• _The problem_: Below are some entries. Copy each line that holds the string "title".

• _Exercise data_:
--------

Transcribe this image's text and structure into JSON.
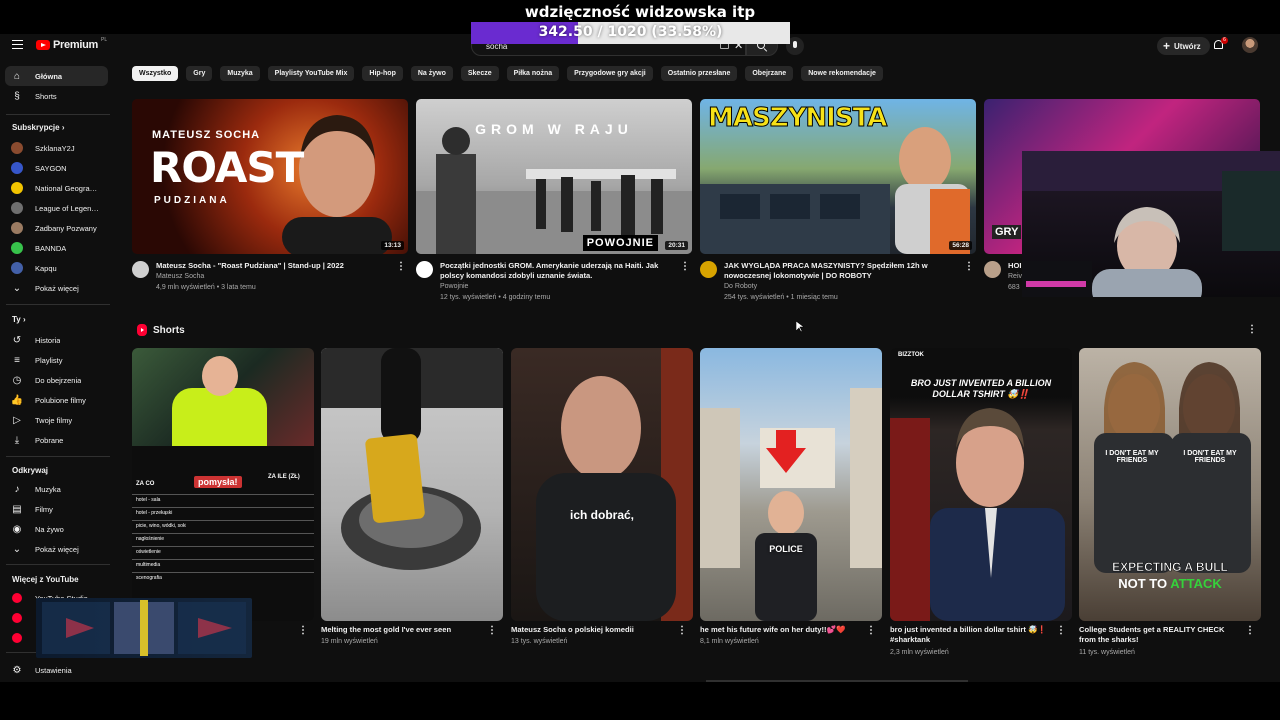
{
  "overlay": {
    "title": "wdzięczność widzowska itp",
    "goal_text": "342.50 / 1020 (33.58%)",
    "goal_fraction": 0.3358,
    "goal_color": "#6a2bd0"
  },
  "topbar": {
    "logo_text": "Premium",
    "logo_region": "PL",
    "search_value": "socha",
    "create_label": "Utwórz",
    "notification_count": "6"
  },
  "sidebar": {
    "main": [
      {
        "label": "Główna",
        "icon": "home-icon",
        "glyph": "⌂"
      },
      {
        "label": "Shorts",
        "icon": "shorts-icon",
        "glyph": "§"
      }
    ],
    "subscriptions_heading": "Subskrypcje",
    "subscriptions": [
      {
        "label": "SzklanaY2J",
        "color": "#8a4b2f"
      },
      {
        "label": "SAYGON",
        "color": "#3656c9"
      },
      {
        "label": "National Geogra…",
        "color": "#f2c400"
      },
      {
        "label": "League of Legen…",
        "color": "#6f6f6f"
      },
      {
        "label": "Zadbany Pozwany",
        "color": "#9b7b62"
      },
      {
        "label": "BANNDA",
        "color": "#37c24b"
      },
      {
        "label": "Kapqu",
        "color": "#4360a8"
      }
    ],
    "show_more": "Pokaż więcej",
    "you_heading": "Ty",
    "you_items": [
      {
        "label": "Historia",
        "glyph": "↺"
      },
      {
        "label": "Playlisty",
        "glyph": "≡"
      },
      {
        "label": "Do obejrzenia",
        "glyph": "◷"
      },
      {
        "label": "Polubione filmy",
        "glyph": "👍"
      },
      {
        "label": "Twoje filmy",
        "glyph": "▷"
      },
      {
        "label": "Pobrane",
        "glyph": "⤓"
      }
    ],
    "explore_heading": "Odkrywaj",
    "explore_items": [
      {
        "label": "Muzyka",
        "glyph": "♪"
      },
      {
        "label": "Filmy",
        "glyph": "▤"
      },
      {
        "label": "Na żywo",
        "glyph": "◉"
      }
    ],
    "explore_more": "Pokaż więcej",
    "more_heading": "Więcej z YouTube",
    "more_items": [
      {
        "label": "YouTube Studio"
      }
    ],
    "settings": "Ustawienia"
  },
  "chips": [
    "Wszystko",
    "Gry",
    "Muzyka",
    "Playlisty YouTube Mix",
    "Hip-hop",
    "Na żywo",
    "Skecze",
    "Piłka nożna",
    "Przygodowe gry akcji",
    "Ostatnio przesłane",
    "Obejrzane",
    "Nowe rekomendacje"
  ],
  "videos": [
    {
      "title": "Mateusz Socha - \"Roast Pudziana\" | Stand-up | 2022",
      "channel": "Mateusz Socha",
      "stats": "4,9 mln wyświetleń • 3 lata temu",
      "duration": "13:13",
      "thumb_line1": "MATEUSZ SOCHA",
      "thumb_line2": "ROAST",
      "thumb_line3": "PUDZIANA"
    },
    {
      "title": "Początki jednostki GROM. Amerykanie uderzają na Haiti. Jak polscy komandosi zdobyli uznanie świata.",
      "channel": "Powojnie",
      "stats": "12 tys. wyświetleń • 4 godziny temu",
      "duration": "20:31",
      "thumb_line1": "GROM W RAJU",
      "thumb_line2": "POWOJNIE"
    },
    {
      "title": "JAK WYGLĄDA PRACA MASZYNISTY? Spędziłem 12h w nowoczesnej lokomotywie | DO ROBOTY",
      "channel": "Do Roboty",
      "stats": "254 tys. wyświetleń • 1 miesiąc temu",
      "duration": "56:28",
      "thumb_line1": "MASZYNISTA"
    },
    {
      "title": "HOI",
      "channel": "Reiv",
      "stats": "683",
      "thumb_line1": "GRY"
    }
  ],
  "shorts_heading": "Shorts",
  "shorts": [
    {
      "title": "",
      "views": "",
      "thumb_text": "pomysła!",
      "table_headers": [
        "ZA CO",
        "ZA ILE (ZŁ)"
      ],
      "table_rows": [
        "hotel - sala",
        "hotel - przekąski",
        "picie, wino, wódki, soki, drinki z baru",
        "nagłośnienie",
        "oświetlenie",
        "multimedia",
        "scenografia"
      ]
    },
    {
      "title": "Melting the most gold I've ever seen",
      "views": "19 mln wyświetleń"
    },
    {
      "title": "Mateusz Socha o polskiej komedii",
      "views": "13 tys. wyświetleń",
      "caption": "ich dobrać,"
    },
    {
      "title": "he met his future wife on her duty!!💕❤️",
      "views": "8,1 mln wyświetleń",
      "thumb_text": "POLICE"
    },
    {
      "title": "bro just invented a billion dollar tshirt 🤯❗ #sharktank",
      "views": "2,3 mln wyświetleń",
      "thumb_channel": "BIZZTOK",
      "thumb_text": "BRO JUST INVENTED A BILLION DOLLAR TSHIRT 🤯‼️"
    },
    {
      "title": "College Students get a REALITY CHECK from the sharks!",
      "views": "11 tys. wyświetleń",
      "thumb_text_1": "EXPECTING A BULL",
      "thumb_text_2": "NOT TO",
      "thumb_text_3": "ATTACK",
      "shirt_text": "I DON'T EAT MY FRIENDS"
    }
  ]
}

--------

• _Problem solution_:
    "title": "wdzięczność widzowska itp",
      "title": "Mateusz Socha - \"Roast Pudziana\" | Stand-up | 2022",
      "title": "Początki jednostki GROM. Amerykanie uderzają na Haiti. Jak polscy komandosi zdobyli uznanie świata.",
      "title": "JAK WYGLĄDA PRACA MASZYNISTY? Spędziłem 12h w nowoczesnej lokomotywie | DO ROBOTY",
      "title": "HOI",
      "title": "",
      "title": "Melting the most gold I've ever seen",
      "title": "Mateusz Socha o polskiej komedii",
      "title": "he met his future wife on her duty!!💕❤️",
      "title": "bro just invented a billion dollar tshirt 🤯❗ #sharktank",
      "title": "College Students get a REALITY CHECK from the sharks!",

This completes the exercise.